Does Hyperparathyroidism Surgery Affect Patients’ Bone Mineral Density?
According to the researchers, the major goal of their study, “BMD improvements after operation for primary hyperparathyroidism,” was to quantify BMD changes in patients who underwent surgery for primary hyperparathyroidism (PHPT). They also wanted to explore some of the clinical and biochemical variables that may account for these changes in patients’ BMD. The study was published online ahead of print in November 2012, and it appears in the Langenbeck’s Archives of Surgery.
To understand the relationship between PHPT surgery and BMD, the researchers looked at a cohort of 236 patients with PHPT. The average age of the participants was 60 years, and 81% of those included were women. Bone scans were conducted before surgery and also 1 year after surgery. Additionally, clinical data and biochemical data were gathered and analyzed.
The results of the study showed a significant increase in BMD at the lumbar spine following surgery. Additionally, increases were also seen in hip BMD. The researchers did not find significant changes in total forearm BMD. The results also showed that BMD increases were positively associated with patients’ preoperative plasma PTH levels. Additionally, post-surgical BMD gains were greater in the hip and forearm for patients who had adenomas than those who received treatment for hyperplasia.

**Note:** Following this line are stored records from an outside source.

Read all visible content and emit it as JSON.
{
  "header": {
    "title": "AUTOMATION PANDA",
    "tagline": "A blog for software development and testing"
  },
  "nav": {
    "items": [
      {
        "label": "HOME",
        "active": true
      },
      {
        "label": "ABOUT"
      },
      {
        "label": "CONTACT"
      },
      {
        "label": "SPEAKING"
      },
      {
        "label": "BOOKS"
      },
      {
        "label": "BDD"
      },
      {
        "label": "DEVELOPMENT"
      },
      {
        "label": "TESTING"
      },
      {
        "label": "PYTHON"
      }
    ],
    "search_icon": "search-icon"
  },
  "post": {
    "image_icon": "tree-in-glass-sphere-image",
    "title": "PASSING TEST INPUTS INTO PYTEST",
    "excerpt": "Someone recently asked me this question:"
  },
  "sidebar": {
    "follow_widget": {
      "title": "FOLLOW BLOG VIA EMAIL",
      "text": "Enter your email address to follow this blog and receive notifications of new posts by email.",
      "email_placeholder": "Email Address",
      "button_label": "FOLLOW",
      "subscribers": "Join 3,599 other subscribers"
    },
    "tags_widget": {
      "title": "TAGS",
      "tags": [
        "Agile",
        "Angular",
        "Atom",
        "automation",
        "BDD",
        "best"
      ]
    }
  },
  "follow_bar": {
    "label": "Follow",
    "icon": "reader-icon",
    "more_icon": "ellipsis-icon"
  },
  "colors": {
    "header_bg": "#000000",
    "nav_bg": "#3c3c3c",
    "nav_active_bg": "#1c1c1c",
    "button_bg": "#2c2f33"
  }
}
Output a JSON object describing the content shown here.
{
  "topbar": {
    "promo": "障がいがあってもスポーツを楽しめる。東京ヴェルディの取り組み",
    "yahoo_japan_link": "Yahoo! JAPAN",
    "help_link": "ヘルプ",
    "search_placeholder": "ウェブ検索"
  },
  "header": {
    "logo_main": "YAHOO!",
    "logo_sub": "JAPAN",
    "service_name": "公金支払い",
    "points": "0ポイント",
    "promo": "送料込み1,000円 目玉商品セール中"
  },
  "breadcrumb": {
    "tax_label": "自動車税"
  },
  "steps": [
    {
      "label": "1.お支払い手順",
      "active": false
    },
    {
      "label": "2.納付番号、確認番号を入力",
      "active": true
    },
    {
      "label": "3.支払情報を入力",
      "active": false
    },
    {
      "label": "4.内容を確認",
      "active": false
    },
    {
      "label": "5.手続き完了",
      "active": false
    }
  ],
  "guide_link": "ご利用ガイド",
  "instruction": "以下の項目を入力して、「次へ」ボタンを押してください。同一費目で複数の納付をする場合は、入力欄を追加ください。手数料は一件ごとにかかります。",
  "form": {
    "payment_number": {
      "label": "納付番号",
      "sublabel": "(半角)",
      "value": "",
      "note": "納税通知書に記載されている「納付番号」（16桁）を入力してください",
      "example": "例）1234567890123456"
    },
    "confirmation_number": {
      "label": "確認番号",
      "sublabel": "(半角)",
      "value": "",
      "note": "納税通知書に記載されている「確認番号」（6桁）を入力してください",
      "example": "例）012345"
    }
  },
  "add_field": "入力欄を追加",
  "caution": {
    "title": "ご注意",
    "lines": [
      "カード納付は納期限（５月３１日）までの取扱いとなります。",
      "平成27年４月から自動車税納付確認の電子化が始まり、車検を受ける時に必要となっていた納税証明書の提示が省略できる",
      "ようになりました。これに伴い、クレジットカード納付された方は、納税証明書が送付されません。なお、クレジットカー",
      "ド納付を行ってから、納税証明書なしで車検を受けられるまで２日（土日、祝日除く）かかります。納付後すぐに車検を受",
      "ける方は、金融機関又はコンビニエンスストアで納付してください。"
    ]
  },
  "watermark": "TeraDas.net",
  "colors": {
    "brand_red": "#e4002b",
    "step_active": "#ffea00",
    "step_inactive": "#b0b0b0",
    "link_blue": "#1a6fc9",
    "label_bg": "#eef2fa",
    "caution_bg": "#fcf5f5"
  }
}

The study authors conclude that their findings demonstrate an association between PHPT surgery and bone mineral density. They found significant improvements in patients’ BMD at the spine and in the hip. These improvements were also seen in patients with mild PHPT. The researchers also note that their study uncovered positive associations between patients’ pre-treatment plasma PTH levels and the extent of their BMD increases following surgery.